After a few days, the house smelled less like someone had been holding matches to a frisbee. I never again left the nipples as they boiled. Instead, the baby and I would dance a wide circle around the kitchen table, peering nervously into the pan after every circumvolution. He ate; he grew; the months passed. As fall approached and my time as a live-in nanny reached its end, I looked forward to the day I’d head to the Boston airport and climb onto an airplane with my two best friends: we three were flying to Dublin together for a semester of study.
Always, in my youth, my attitude was “This was great! Now: onto the next thing.” Months were grouped into chunks called semesters or summers, and I’d dive into the demands of each experience, do some things, and move on. Everything was important, and none of it really mattered.
Over time, though, I have come to see that it all matters. Getting distracted and melting a heap of nipples mattered — not because it taught me never to get distracted; I maintain distraction is essential to a life happily lived. Rather, three decades later, as I look back on that day, what stands out to me is the absurd belief that I could pretend nothing had happened. Despite sensory evidence attesting to A Minor Event, I embraced denial. Maybe, if I acted perky, we in the house wouldn’t notice our burned-rubber headaches. Maybe, if I acted blasé about the new nipples, the parents would never notice there were new nipples. Maybe, through adamant bluffing, I could envelop those around me into my preferred reality.

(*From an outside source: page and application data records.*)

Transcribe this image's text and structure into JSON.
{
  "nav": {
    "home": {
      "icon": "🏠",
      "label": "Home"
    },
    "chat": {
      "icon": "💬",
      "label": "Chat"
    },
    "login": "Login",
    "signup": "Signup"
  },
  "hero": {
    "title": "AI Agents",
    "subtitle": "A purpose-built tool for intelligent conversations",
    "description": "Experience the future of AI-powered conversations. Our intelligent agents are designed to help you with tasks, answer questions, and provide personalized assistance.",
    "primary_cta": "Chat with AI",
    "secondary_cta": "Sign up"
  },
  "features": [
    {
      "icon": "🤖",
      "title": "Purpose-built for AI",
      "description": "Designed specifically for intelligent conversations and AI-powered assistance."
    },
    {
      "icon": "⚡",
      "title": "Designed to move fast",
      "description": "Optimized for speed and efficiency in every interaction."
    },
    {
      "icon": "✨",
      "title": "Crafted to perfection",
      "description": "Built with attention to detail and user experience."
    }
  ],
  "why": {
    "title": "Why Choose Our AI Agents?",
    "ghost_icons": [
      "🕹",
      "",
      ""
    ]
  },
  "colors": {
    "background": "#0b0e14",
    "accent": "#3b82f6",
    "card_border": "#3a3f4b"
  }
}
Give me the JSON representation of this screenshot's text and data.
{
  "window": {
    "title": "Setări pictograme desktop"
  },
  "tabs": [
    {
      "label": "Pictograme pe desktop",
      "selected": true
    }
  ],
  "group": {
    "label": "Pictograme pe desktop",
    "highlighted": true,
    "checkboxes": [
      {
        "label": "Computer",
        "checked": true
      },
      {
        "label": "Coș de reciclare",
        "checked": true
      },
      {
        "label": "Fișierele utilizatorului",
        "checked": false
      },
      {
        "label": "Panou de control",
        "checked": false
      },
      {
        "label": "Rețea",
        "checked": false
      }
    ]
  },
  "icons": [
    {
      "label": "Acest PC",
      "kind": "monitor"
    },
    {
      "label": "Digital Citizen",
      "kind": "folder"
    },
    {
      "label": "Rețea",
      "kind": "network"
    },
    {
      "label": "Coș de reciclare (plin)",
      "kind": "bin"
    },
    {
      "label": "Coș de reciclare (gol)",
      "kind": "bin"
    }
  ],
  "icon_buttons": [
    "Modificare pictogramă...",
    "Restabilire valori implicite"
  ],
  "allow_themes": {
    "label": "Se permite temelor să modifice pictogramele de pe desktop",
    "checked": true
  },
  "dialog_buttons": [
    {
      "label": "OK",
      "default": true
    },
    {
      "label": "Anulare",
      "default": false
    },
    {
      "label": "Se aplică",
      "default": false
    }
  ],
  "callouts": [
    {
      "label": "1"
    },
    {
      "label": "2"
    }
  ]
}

More than anything, the nipple melting matters to me now, thirty years later, because I teach 20-year-olds. Often, they bring me to despair: they fail to do something, yet they desperately want me not to notice or want me to accept their story. Many times, I react with disgust or eye rolling or mockery; they don’t actually think I’m unaware of what’s really going on, do they?
Well, maybe they do. Or perhaps their desperate desire not to be idiots despite having been idiots conjures a less-painful alternative reality, the reality of denial.
I’ve been there.
I’ve done that.
I’ve melted a pan full of baby bottle nipples and then scuffed my toe against the floorboards when asked if I knew anything about it.
It is not beyond me to be empathetic to the 20-year-old brain.
So this, then, is why I tuck away each silly story and dumb moment, unfolding them periodically to see what shakes out. In them, there be lessons.
Plus, I’m always looking for new icebreakers to use in class, and it occurs to me now that I’ve never gone around the classroom on the first day, quizzing each bright, hopeful face.
“Caitlyn hab a penis?”